A joint team from NRGene and Tel Aviv University has completed the mapping of the wild Emmer wheat genome in just one month, giving a significant boost to global research into crop improvement, improving global wheat yields and helping combat the world food crisis.

 Israeli scientists map wild Emmer wheat genome


Copyright: U. S. Department of Agriculture

Wild Emmer, the progenitor of today’s durum and bread wheat varieties, was one of the first crops to be domesticated about 10,000 years ago in the Middle East. According to Dr. Gil Ronen, CEO of NRGene, "Mapping the Emmer genome in Israel brings everything full circle. Aaron Aaronson identified the variety in Rosh Pina in 1906 and proved that Emmer wheat was the basis for the development of cultivated wheat."

Dr. Assaf Distelfeld and other scientists at Tel Avi University have been working on wheat improvement for more than 10 years. "Mapping Emmer wheat is critical to global wheat research as it is the direct ancestor of cultivated wheat," said Dr. Distelfeld, head of the Emmer wheat consortium. "With a genome map of Emmer wheat, scientists at universities, global seed research centers, and the major seed companies will be able to breed seeds with higher yields, better disease resistance, and more adaptability to extreme growing environments, such as drought or extreme heat conditions."
For example, wild Emmer wheat is rich in nutrients such as iron and zinc, and can be naturally crossed with cultivated wheat. Transferring this trait to bread could reduce malnutrition among those whose diet is based on this staple crop.

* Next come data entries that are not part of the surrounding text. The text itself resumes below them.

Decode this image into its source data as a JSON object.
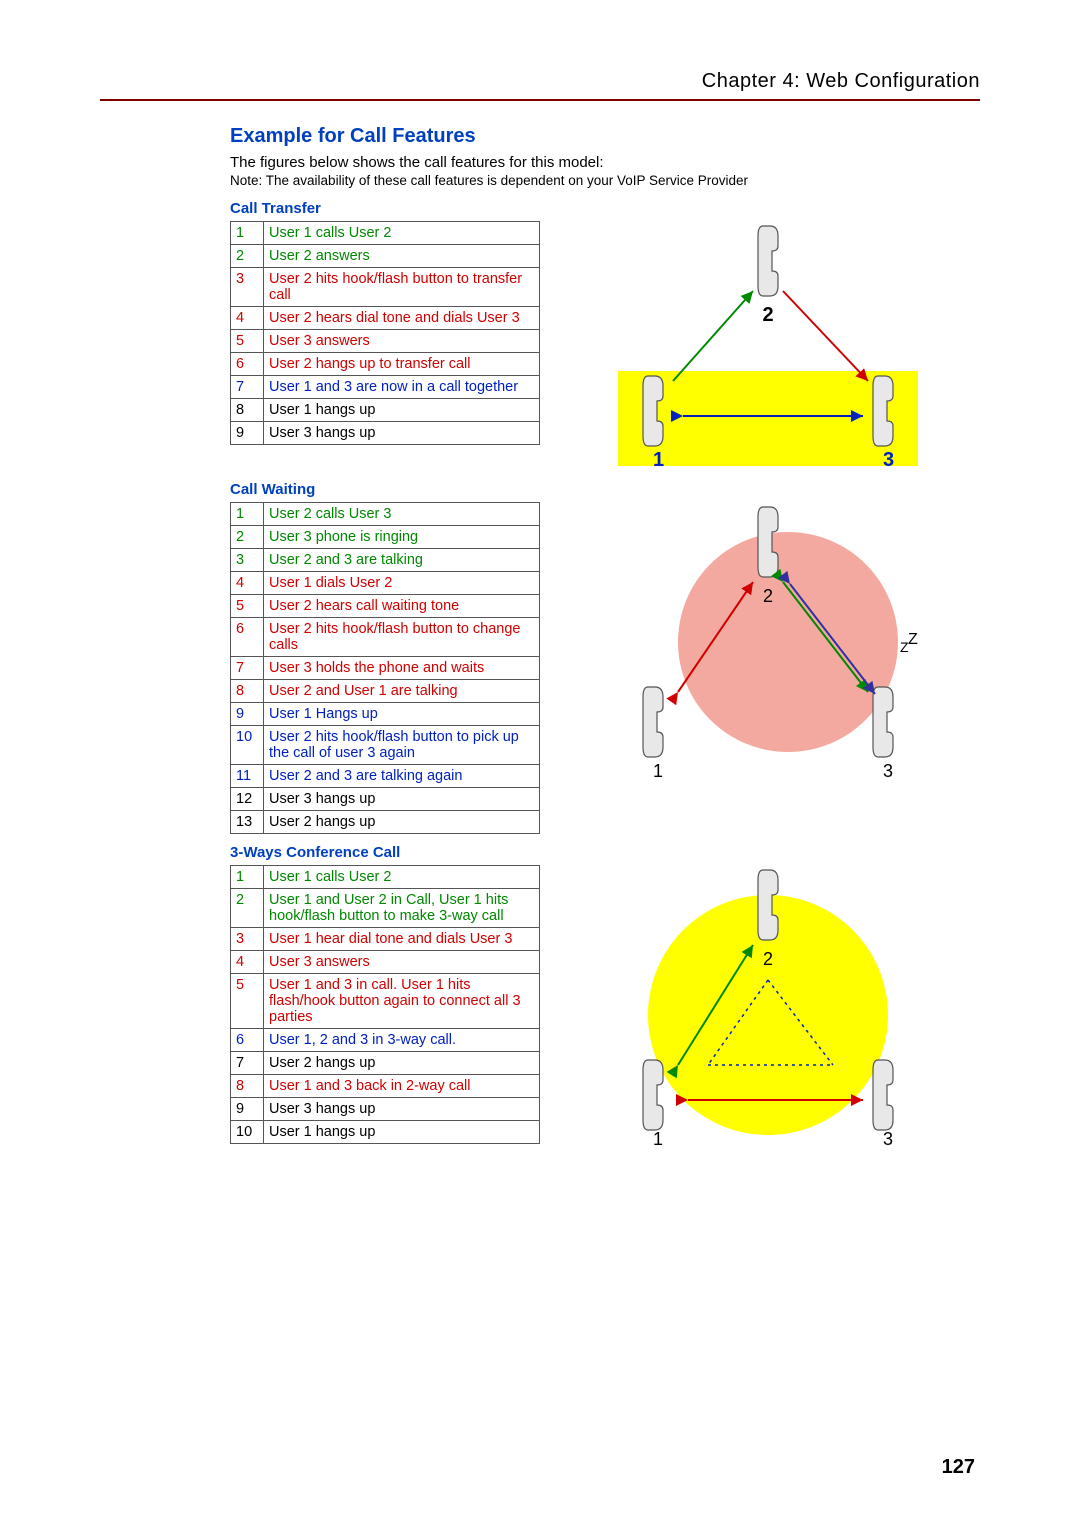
{
  "chapter": "Chapter 4: Web Configuration",
  "section_title": "Example for Call Features",
  "intro": "The figures below shows the call features for this model:",
  "note": "Note: The availability of these call features is dependent on your VoIP Service Provider",
  "page_number": "127",
  "features": [
    {
      "title": "Call Transfer",
      "steps": [
        {
          "n": "1",
          "text": "User 1 calls User 2",
          "cls": "green"
        },
        {
          "n": "2",
          "text": "User 2 answers",
          "cls": "green"
        },
        {
          "n": "3",
          "text": "User 2 hits hook/flash button to transfer call",
          "cls": "red"
        },
        {
          "n": "4",
          "text": "User 2 hears dial tone and dials User 3",
          "cls": "red"
        },
        {
          "n": "5",
          "text": "User 3 answers",
          "cls": "red"
        },
        {
          "n": "6",
          "text": "User 2 hangs up to transfer call",
          "cls": "red"
        },
        {
          "n": "7",
          "text": "User 1 and 3 are now in a call together",
          "cls": "blue"
        },
        {
          "n": "8",
          "text": "User 1 hangs up",
          "cls": "black"
        },
        {
          "n": "9",
          "text": "User 3 hangs up",
          "cls": "black"
        }
      ],
      "diagram": "transfer"
    },
    {
      "title": "Call Waiting",
      "steps": [
        {
          "n": "1",
          "text": "User 2 calls User 3",
          "cls": "green"
        },
        {
          "n": "2",
          "text": "User 3 phone is ringing",
          "cls": "green"
        },
        {
          "n": "3",
          "text": "User 2 and 3 are talking",
          "cls": "green"
        },
        {
          "n": "4",
          "text": "User 1 dials User 2",
          "cls": "red"
        },
        {
          "n": "5",
          "text": "User 2 hears call waiting tone",
          "cls": "red"
        },
        {
          "n": "6",
          "text": "User 2 hits hook/flash button to change calls",
          "cls": "red"
        },
        {
          "n": "7",
          "text": "User 3 holds the phone and waits",
          "cls": "red"
        },
        {
          "n": "8",
          "text": "User 2 and User 1 are talking",
          "cls": "red"
        },
        {
          "n": "9",
          "text": "User 1 Hangs up",
          "cls": "blue"
        },
        {
          "n": "10",
          "text": "User 2 hits hook/flash button to pick up the call of user 3 again",
          "cls": "blue"
        },
        {
          "n": "11",
          "text": "User 2 and 3 are talking again",
          "cls": "blue"
        },
        {
          "n": "12",
          "text": "User 3 hangs up",
          "cls": "black"
        },
        {
          "n": "13",
          "text": "User 2 hangs up",
          "cls": "black"
        }
      ],
      "diagram": "waiting"
    },
    {
      "title": "3-Ways Conference Call",
      "steps": [
        {
          "n": "1",
          "text": "User 1 calls User 2",
          "cls": "green"
        },
        {
          "n": "2",
          "text": "User 1 and User 2 in Call, User 1 hits hook/flash button to make 3-way call",
          "cls": "green"
        },
        {
          "n": "3",
          "text": "User 1 hear dial tone and dials User 3",
          "cls": "red"
        },
        {
          "n": "4",
          "text": "User 3 answers",
          "cls": "red"
        },
        {
          "n": "5",
          "text": "User 1 and 3 in call. User 1 hits flash/hook button again to connect all 3 parties",
          "cls": "red"
        },
        {
          "n": "6",
          "text": "User 1, 2 and 3 in 3-way call.",
          "cls": "blue"
        },
        {
          "n": "7",
          "text": "User 2 hangs up",
          "cls": "black"
        },
        {
          "n": "8",
          "text": "User 1 and 3 back in 2-way call",
          "cls": "red"
        },
        {
          "n": "9",
          "text": "User 3 hangs up",
          "cls": "black"
        },
        {
          "n": "10",
          "text": "User 1 hangs up",
          "cls": "black"
        }
      ],
      "diagram": "conference"
    }
  ]
}
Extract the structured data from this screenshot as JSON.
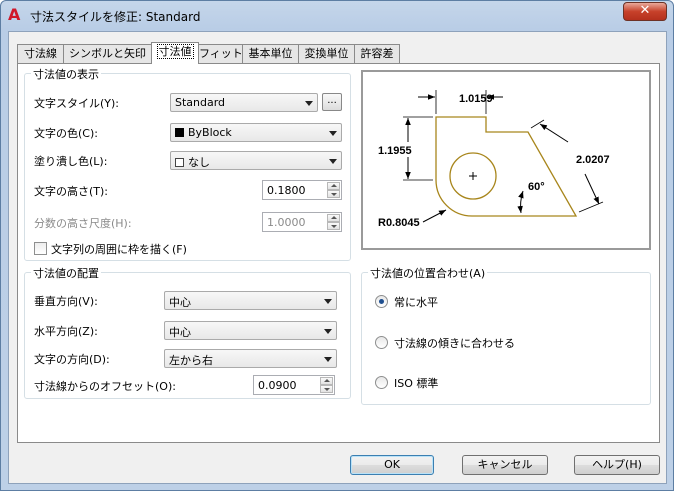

"The repercussions of the mapping will be felt around the world," continued Dr. Distelfeld. "Scientists will now be able to identify key genes in the Emmer wheat and introduce them into commercial wheat via classical breeding, creating hardier varieties across environmental conditions, ultimately increasing the global food supply."

Researchers participating in the program represent leading universities in Israel and across the globe, including Tel Aviv University, Hebrew University, Weizmann Institute of Science, University of Haifa, Ben Gurion University, and the Volcani Institute for Agricultural Research in Israel; United States Department of Agriculture; University of California, Davis; University of Illinois; University of Minnesota; University of New Hampshire; Sabanci University in Turkey; and IPK and MIPS research institutes in Germany.

NRGene, located in Ness Ziona, Israel, is a genomic big data company developing cutting-edge software and algorithms to reveal the complexity and diversity of plants and animals for the most advanced computational breeding. NRGene tools are already been employed by some of the leading seed companies as well the most influential teams in academics and NGOs.